Prompt - The full listing, returned exactly and free of pictures, is the expected answer.

Data records -
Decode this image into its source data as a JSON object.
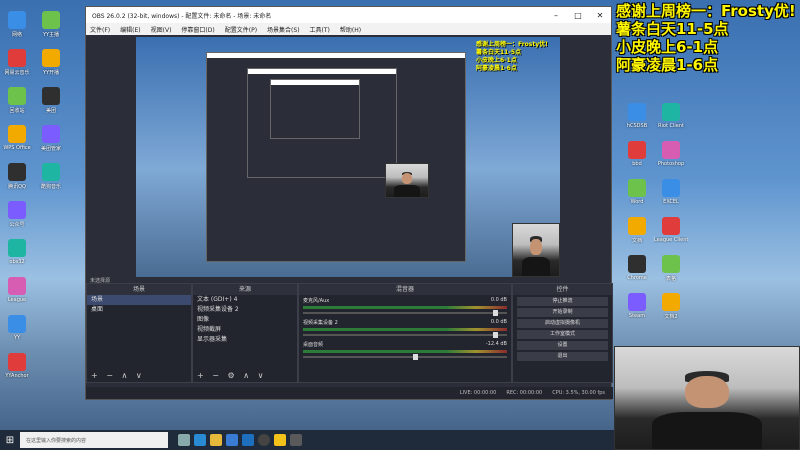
{
  "window": {
    "title": "OBS 26.0.2 (32-bit, windows) - 配置文件: 未命名 - 场景: 未命名",
    "menu": [
      "文件(F)",
      "编辑(E)",
      "视图(V)",
      "停靠窗口(D)",
      "配置文件(P)",
      "场景集合(S)",
      "工具(T)",
      "帮助(H)"
    ]
  },
  "overlay": {
    "lines": [
      "感谢上周榜一：Frosty优!",
      "薯条白天11-5点",
      "小皮晚上6-1点",
      "阿豪凌晨1-6点"
    ]
  },
  "preview_overlay": {
    "lines": [
      "感谢上周榜一：Frosty优!",
      "薯条白天11-5点",
      "小皮晚上6-1点",
      "阿豪凌晨1-6点"
    ]
  },
  "docks": {
    "status_label": "未选择源",
    "scenes": {
      "header": "场景",
      "items": [
        "场景",
        "桌面"
      ]
    },
    "sources": {
      "header": "来源",
      "items": [
        "文本 (GDI+) 4",
        "视频采集设备 2",
        "图像",
        "视频截屏",
        "显示器采集"
      ]
    },
    "mixer": {
      "header": "混音器",
      "channels": [
        {
          "name": "麦克风/Aux",
          "db": "0.0 dB"
        },
        {
          "name": "视频采集设备 2",
          "db": "0.0 dB"
        },
        {
          "name": "桌面音频",
          "db": "-12.4 dB"
        }
      ]
    },
    "controls": {
      "header": "控件",
      "buttons": [
        "停止推流",
        "开始录制",
        "启动虚拟摄像机",
        "工作室模式",
        "设置",
        "退出"
      ]
    },
    "transitions": {
      "header": "转场特效",
      "type": "淡出",
      "duration_label": "时长",
      "duration": "0 ms"
    }
  },
  "statusbar": {
    "live": "LIVE: 00:00:00",
    "rec": "REC: 00:00:00",
    "cpu": "CPU: 3.5%, 30.00 fps"
  },
  "desktop_left": [
    "网络",
    "网易云音乐",
    "回收站",
    "WPS Office",
    "腾讯QQ",
    "公众号",
    "obs32",
    "League",
    "YY",
    "YYAnchor",
    "YY主播",
    "YY开播",
    "美团",
    "美团管家",
    "酷狗音乐"
  ],
  "desktop_right": [
    "hCSDSB",
    "bbd",
    "Word",
    "文档",
    "Chrome",
    "Steam",
    "Riot Client",
    "Photoshop",
    "EXCEL",
    "League Client",
    "表格",
    "文档2"
  ],
  "taskbar": {
    "search_placeholder": "在这里输入你要搜索的内容"
  },
  "colors": {
    "overlay_text": "#fff700",
    "obs_bg": "#2b2e38"
  }
}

Solution to the exercise -
Decode this image into its source data as a JSON object.
{
  "window": {
    "title": "OBS 26.0.2 (32-bit, windows) - 配置文件: 未命名 - 场景: 未命名",
    "menu": [
      "文件(F)",
      "编辑(E)",
      "视图(V)",
      "停靠窗口(D)",
      "配置文件(P)",
      "场景集合(S)",
      "工具(T)",
      "帮助(H)"
    ]
  },
  "overlay": {
    "lines": [
      "感谢上周榜一：Frosty优!",
      "薯条白天11-5点",
      "小皮晚上6-1点",
      "阿豪凌晨1-6点"
    ]
  },
  "preview_overlay": {
    "lines": [
      "感谢上周榜一：Frosty优!",
      "薯条白天11-5点",
      "小皮晚上6-1点",
      "阿豪凌晨1-6点"
    ]
  },
  "docks": {
    "status_label": "未选择源",
    "scenes": {
      "header": "场景",
      "items": [
        "场景",
        "桌面"
      ]
    },
    "sources": {
      "header": "来源",
      "items": [
        "文本 (GDI+) 4",
        "视频采集设备 2",
        "图像",
        "视频截屏",
        "显示器采集"
      ]
    },
    "mixer": {
      "header": "混音器",
      "channels": [
        {
          "name": "麦克风/Aux",
          "db": "0.0 dB"
        },
        {
          "name": "视频采集设备 2",
          "db": "0.0 dB"
        },
        {
          "name": "桌面音频",
          "db": "-12.4 dB"
        }
      ]
    },
    "controls": {
      "header": "控件",
      "buttons": [
        "停止推流",
        "开始录制",
        "启动虚拟摄像机",
        "工作室模式",
        "设置",
        "退出"
      ]
    },
    "transitions": {
      "header": "转场特效",
      "type": "淡出",
      "duration_label": "时长",
      "duration": "0 ms"
    }
  },
  "statusbar": {
    "live": "LIVE: 00:00:00",
    "rec": "REC: 00:00:00",
    "cpu": "CPU: 3.5%, 30.00 fps"
  },
  "desktop_left": [
    "网络",
    "网易云音乐",
    "回收站",
    "WPS Office",
    "腾讯QQ",
    "公众号",
    "obs32",
    "League",
    "YY",
    "YYAnchor",
    "YY主播",
    "YY开播",
    "美团",
    "美团管家",
    "酷狗音乐"
  ],
  "desktop_right": [
    "hCSDSB",
    "bbd",
    "Word",
    "文档",
    "Chrome",
    "Steam",
    "Riot Client",
    "Photoshop",
    "EXCEL",
    "League Client",
    "表格",
    "文档2"
  ],
  "taskbar": {
    "search_placeholder": "在这里输入你要搜索的内容"
  },
  "colors": {
    "overlay_text": "#fff700",
    "obs_bg": "#2b2e38"
  }
}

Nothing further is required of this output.